* **TASK INSTRUCTIONS**
Every line of the material below that contains the string "يونيو" must appear in the answer.

* **DATA**
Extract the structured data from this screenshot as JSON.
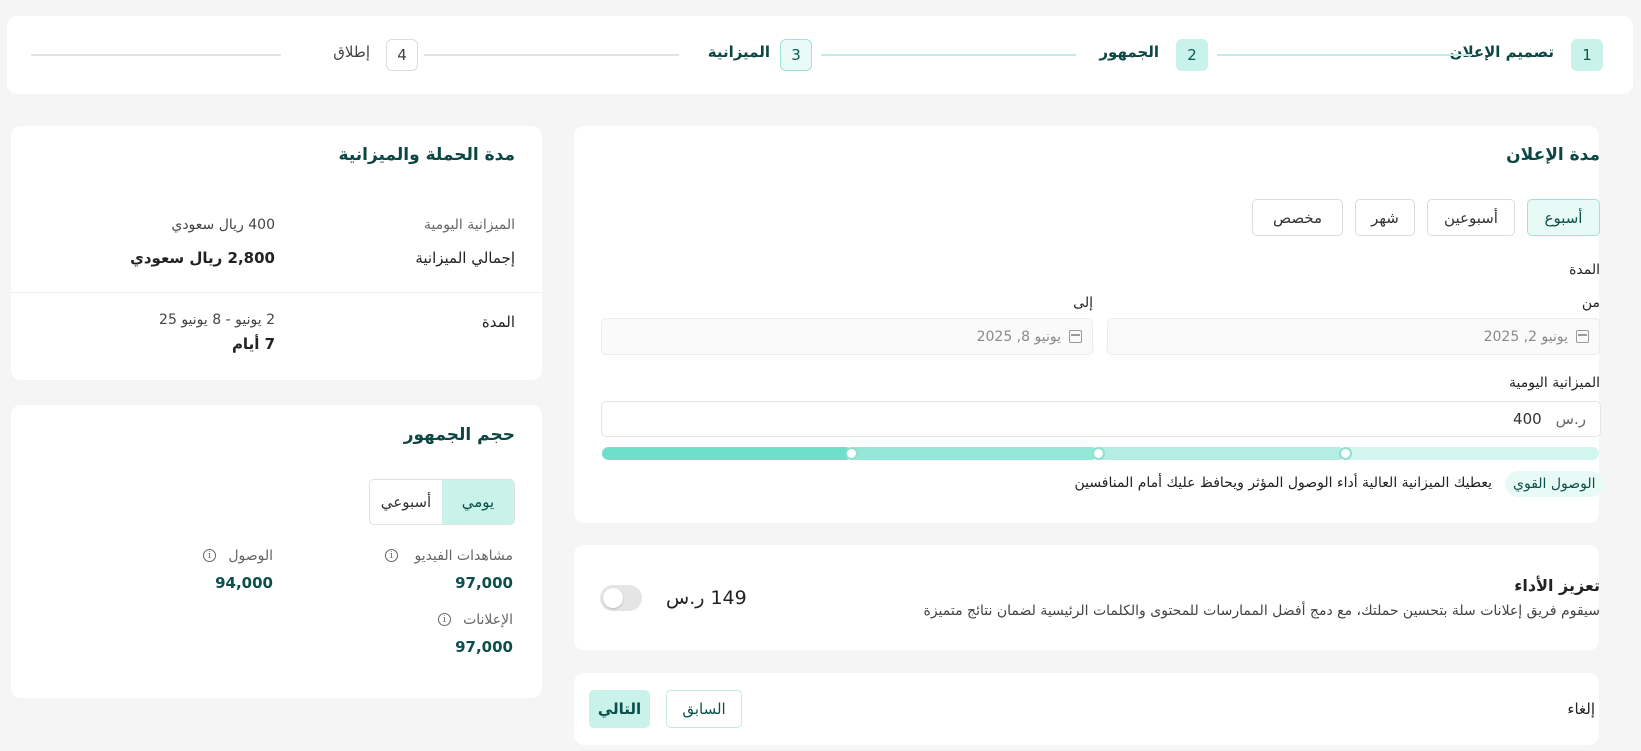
{
  "stepper": {
    "steps": [
      {
        "number": "1",
        "label": "تصميم الإعلان"
      },
      {
        "number": "2",
        "label": "الجمهور"
      },
      {
        "number": "3",
        "label": "الميزانية"
      },
      {
        "number": "4",
        "label": "إطلاق"
      }
    ]
  },
  "ad_duration": {
    "title": "مدة الإعلان",
    "presets": [
      "أسبوع",
      "أسبوعين",
      "شهر",
      "مخصص"
    ],
    "selected_preset": "أسبوع",
    "period_label": "المدة",
    "from_label": "من",
    "to_label": "إلى",
    "from_value": "يونيو 2, 2025",
    "to_value": "يونيو 8, 2025",
    "daily_budget_label": "الميزانية اليومية",
    "daily_budget_value": "400",
    "currency": "ر.س",
    "budget_level": 1.0,
    "reach_badge": "الوصول القوي",
    "reach_description": "يعطيك الميزانية العالية أداء الوصول المؤثر ويحافظ عليك أمام المنافسين",
    "colors": {
      "accent": "#6ee0c9",
      "accent_light": "#c9f2ea"
    }
  },
  "boost": {
    "title": "تعزيز الأداء",
    "description": "سيقوم فريق إعلانات سلة بتحسين حملتك، مع دمج أفضل الممارسات للمحتوى والكلمات الرئيسية لضمان نتائج متميزة",
    "price": "149 ر.س",
    "enabled": false
  },
  "actions": {
    "cancel": "إلغاء",
    "previous": "السابق",
    "next": "التالي"
  },
  "summary": {
    "title": "مدة الحملة والميزانية",
    "daily_budget_label": "الميزانية اليومية",
    "daily_budget_value": "400 ريال سعودي",
    "total_budget_label": "إجمالي الميزانية",
    "total_budget_value": "2,800 ريال سعودي",
    "duration_label": "المدة",
    "duration_range": "2 يونيو - 8 يونيو 25",
    "duration_days": "7 أيام"
  },
  "audience": {
    "title": "حجم الجمهور",
    "tabs": [
      "يومي",
      "أسبوعي"
    ],
    "selected_tab": "يومي",
    "metrics": [
      {
        "label": "مشاهدات الفيديو",
        "value": "97,000"
      },
      {
        "label": "الوصول",
        "value": "94,000"
      },
      {
        "label": "الإعلانات",
        "value": "97,000"
      }
    ]
  }
}
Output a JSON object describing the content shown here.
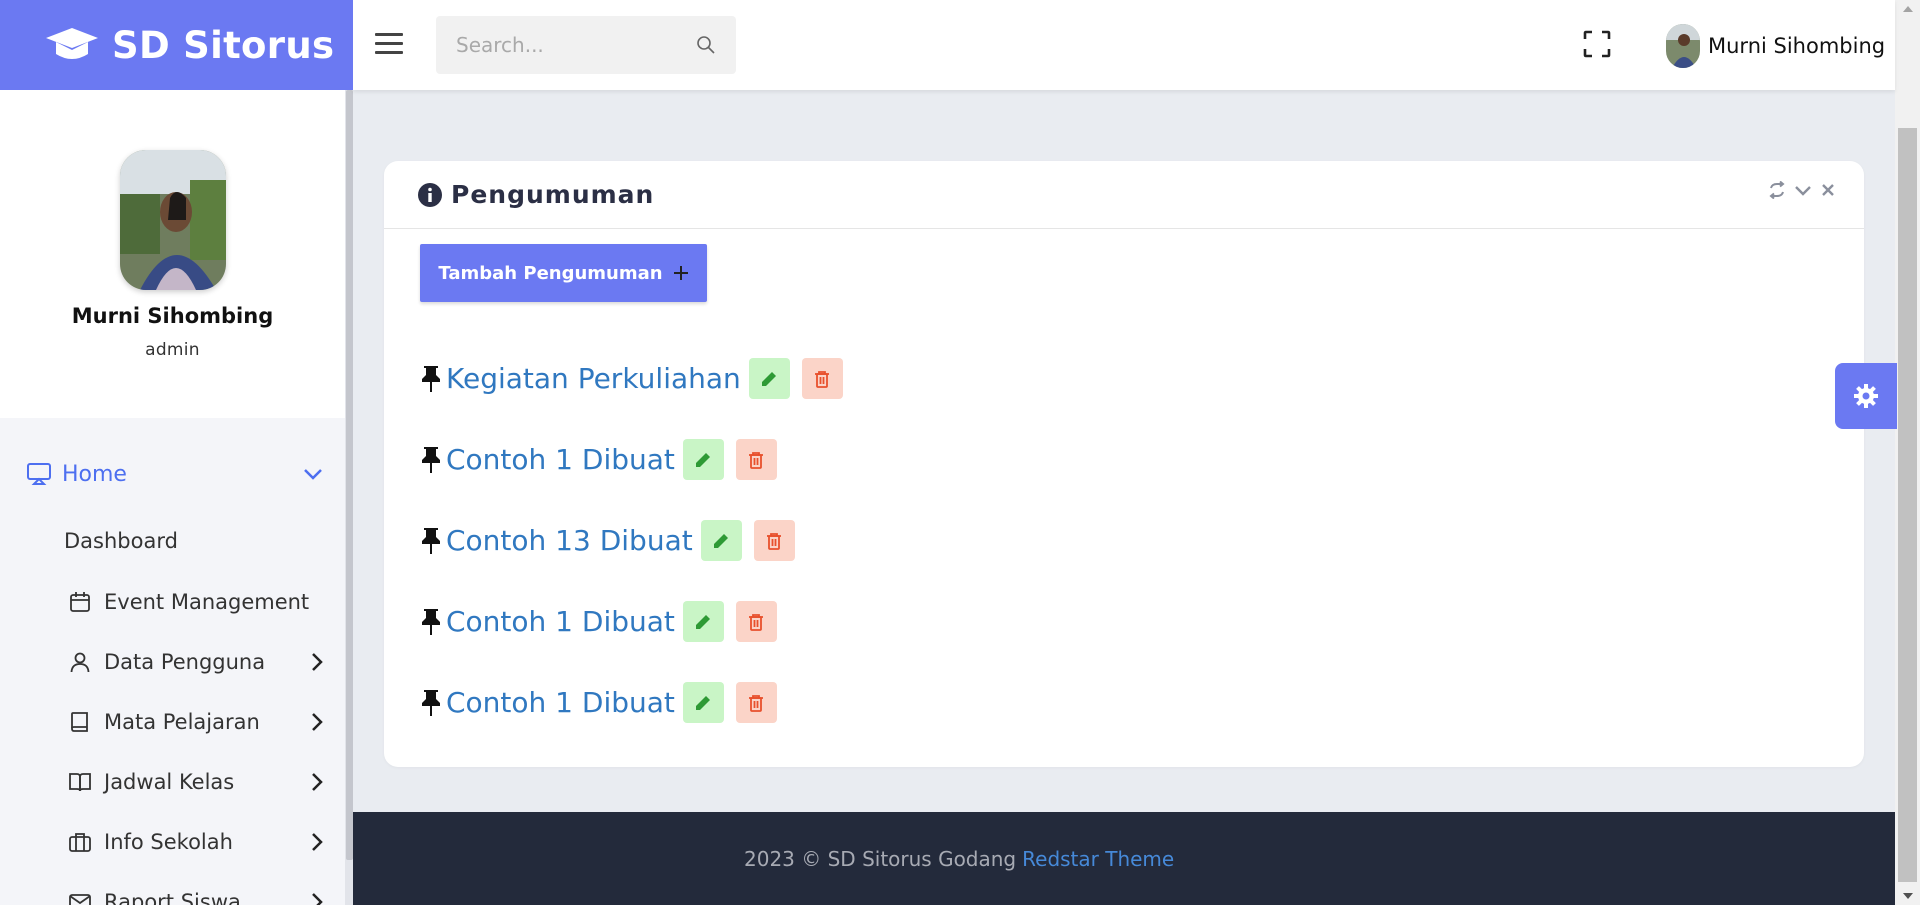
{
  "brand": {
    "name": "SD Sitorus",
    "logo_icon": "graduation-cap-icon"
  },
  "header": {
    "search_placeholder": "Search...",
    "user_name": "Murni Sihombing"
  },
  "sidebar": {
    "profile": {
      "name": "Murni Sihombing",
      "role": "admin"
    },
    "home_label": "Home",
    "dashboard_label": "Dashboard",
    "items": [
      {
        "label": "Event Management",
        "icon": "calendar-icon",
        "has_submenu": false
      },
      {
        "label": "Data Pengguna",
        "icon": "user-icon",
        "has_submenu": true
      },
      {
        "label": "Mata Pelajaran",
        "icon": "book-icon",
        "has_submenu": true
      },
      {
        "label": "Jadwal Kelas",
        "icon": "open-book-icon",
        "has_submenu": true
      },
      {
        "label": "Info Sekolah",
        "icon": "briefcase-icon",
        "has_submenu": true
      },
      {
        "label": "Raport Siswa",
        "icon": "envelope-icon",
        "has_submenu": true
      }
    ]
  },
  "card": {
    "title": "Pengumuman",
    "add_button_label": "Tambah Pengumuman",
    "announcements": [
      {
        "title": "Kegiatan Perkuliahan"
      },
      {
        "title": "Contoh 1 Dibuat"
      },
      {
        "title": "Contoh 13 Dibuat"
      },
      {
        "title": "Contoh 1 Dibuat"
      },
      {
        "title": "Contoh 1 Dibuat"
      }
    ]
  },
  "footer": {
    "text": "2023 © SD Sitorus Godang",
    "link_label": "Redstar Theme"
  },
  "colors": {
    "accent": "#6b79f2",
    "link": "#3078c0",
    "footer_bg": "#232a3b",
    "edit_bg": "#c9f5c6",
    "delete_bg": "#fbd4c8"
  }
}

* **TASK RESPONSE**
    "from_value": "يونيو 2, 2025",
    "to_value": "يونيو 8, 2025",
    "duration_range": "2 يونيو - 8 يونيو 25",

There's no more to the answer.